Records supplied →
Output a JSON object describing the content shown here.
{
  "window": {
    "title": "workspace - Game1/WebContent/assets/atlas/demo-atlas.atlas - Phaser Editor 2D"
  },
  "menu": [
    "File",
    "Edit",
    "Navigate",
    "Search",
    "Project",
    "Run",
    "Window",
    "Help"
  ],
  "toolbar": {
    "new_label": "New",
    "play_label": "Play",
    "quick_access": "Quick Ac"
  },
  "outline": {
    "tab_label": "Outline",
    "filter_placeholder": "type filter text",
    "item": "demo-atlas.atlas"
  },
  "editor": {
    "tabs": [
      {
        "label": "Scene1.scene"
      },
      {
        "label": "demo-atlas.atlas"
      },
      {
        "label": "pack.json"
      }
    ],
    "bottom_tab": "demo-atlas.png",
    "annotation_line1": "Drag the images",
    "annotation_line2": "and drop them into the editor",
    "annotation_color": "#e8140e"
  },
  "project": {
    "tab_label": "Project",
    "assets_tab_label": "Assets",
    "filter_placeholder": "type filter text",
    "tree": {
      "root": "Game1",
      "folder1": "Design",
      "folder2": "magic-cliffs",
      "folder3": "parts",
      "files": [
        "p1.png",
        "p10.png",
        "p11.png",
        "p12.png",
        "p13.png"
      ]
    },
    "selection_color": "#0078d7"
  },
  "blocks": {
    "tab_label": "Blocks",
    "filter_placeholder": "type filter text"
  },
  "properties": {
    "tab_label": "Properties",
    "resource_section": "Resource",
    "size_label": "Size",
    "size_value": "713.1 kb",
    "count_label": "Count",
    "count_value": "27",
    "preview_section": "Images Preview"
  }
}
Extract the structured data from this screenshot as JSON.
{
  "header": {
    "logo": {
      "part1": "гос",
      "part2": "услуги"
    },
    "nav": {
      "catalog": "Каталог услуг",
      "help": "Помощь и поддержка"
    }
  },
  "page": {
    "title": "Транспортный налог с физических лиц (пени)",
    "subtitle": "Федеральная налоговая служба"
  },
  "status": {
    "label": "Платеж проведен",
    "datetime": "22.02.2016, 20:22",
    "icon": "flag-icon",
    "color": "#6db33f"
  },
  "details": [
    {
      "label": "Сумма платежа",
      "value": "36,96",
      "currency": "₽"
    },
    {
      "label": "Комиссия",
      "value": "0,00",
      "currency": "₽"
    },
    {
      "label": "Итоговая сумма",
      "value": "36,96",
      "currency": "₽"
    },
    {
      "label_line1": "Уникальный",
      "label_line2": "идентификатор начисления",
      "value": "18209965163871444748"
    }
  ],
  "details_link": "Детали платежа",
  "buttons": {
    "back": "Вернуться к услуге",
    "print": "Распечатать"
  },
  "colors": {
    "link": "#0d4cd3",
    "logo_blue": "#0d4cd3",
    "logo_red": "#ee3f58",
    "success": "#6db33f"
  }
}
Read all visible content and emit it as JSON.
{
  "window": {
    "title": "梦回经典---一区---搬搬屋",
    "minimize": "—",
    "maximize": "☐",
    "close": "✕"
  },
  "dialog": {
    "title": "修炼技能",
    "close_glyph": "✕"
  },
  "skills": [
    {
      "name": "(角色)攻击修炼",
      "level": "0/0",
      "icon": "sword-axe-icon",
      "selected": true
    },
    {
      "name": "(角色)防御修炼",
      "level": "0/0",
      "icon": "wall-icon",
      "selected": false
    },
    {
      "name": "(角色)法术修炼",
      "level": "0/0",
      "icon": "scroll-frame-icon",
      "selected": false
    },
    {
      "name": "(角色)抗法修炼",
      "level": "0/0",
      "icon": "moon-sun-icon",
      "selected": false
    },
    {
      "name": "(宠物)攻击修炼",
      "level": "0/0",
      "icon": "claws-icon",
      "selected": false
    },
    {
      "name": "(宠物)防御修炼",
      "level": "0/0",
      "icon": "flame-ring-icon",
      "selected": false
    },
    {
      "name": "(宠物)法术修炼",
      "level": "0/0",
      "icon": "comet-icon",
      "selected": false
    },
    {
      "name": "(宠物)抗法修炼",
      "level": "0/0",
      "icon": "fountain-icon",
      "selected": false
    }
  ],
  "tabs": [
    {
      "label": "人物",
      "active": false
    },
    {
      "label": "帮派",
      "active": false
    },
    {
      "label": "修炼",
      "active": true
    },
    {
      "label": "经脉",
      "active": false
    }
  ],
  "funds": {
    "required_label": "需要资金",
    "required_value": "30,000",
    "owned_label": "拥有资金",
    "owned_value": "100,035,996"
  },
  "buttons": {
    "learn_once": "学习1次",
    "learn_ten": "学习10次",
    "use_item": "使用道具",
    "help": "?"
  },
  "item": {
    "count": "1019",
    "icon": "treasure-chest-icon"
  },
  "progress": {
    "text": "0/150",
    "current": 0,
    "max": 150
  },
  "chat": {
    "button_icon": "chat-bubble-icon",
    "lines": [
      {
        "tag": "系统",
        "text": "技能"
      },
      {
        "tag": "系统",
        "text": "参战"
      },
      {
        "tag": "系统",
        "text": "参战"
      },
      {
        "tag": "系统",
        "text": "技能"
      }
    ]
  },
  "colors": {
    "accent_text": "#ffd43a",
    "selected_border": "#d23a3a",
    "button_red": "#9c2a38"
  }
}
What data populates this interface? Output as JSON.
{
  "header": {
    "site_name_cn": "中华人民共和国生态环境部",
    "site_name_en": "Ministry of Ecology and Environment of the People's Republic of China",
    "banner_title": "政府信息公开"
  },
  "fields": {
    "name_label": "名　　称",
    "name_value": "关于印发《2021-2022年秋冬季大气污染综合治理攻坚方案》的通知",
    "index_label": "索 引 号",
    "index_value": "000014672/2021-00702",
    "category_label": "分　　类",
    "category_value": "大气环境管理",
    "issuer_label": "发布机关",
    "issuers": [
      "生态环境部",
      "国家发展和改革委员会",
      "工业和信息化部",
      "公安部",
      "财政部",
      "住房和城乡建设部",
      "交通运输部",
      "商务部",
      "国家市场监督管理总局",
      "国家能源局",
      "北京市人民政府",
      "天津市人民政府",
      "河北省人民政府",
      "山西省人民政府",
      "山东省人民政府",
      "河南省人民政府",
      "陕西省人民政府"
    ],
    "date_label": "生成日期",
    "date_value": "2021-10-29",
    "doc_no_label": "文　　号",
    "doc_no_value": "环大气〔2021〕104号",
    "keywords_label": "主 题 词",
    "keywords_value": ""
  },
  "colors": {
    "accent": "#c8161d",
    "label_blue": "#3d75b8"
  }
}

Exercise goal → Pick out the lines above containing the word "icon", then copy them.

Expected output →
    "icon": "flag-icon",
      "icon": "sword-axe-icon",
      "icon": "wall-icon",
      "icon": "scroll-frame-icon",
      "icon": "moon-sun-icon",
      "icon": "claws-icon",
      "icon": "flame-ring-icon",
      "icon": "comet-icon",
      "icon": "fountain-icon",
    "icon": "treasure-chest-icon"
    "button_icon": "chat-bubble-icon",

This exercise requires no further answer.